─── Dataset records
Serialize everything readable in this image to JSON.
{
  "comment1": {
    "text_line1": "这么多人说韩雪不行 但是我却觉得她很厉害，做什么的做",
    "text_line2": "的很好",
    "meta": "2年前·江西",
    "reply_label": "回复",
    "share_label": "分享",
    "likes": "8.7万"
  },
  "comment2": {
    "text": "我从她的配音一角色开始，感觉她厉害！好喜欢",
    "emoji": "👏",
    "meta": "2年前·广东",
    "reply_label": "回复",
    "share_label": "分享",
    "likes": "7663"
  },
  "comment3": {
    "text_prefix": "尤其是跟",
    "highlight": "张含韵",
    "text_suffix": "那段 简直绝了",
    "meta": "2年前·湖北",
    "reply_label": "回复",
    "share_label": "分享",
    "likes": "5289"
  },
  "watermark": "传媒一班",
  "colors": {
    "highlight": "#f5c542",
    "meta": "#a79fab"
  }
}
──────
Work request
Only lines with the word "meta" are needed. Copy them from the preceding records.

The answer
    "meta": "2年前·江西",
    "meta": "2年前·广东",
    "meta": "2年前·湖北",
    "meta": "#a79fab"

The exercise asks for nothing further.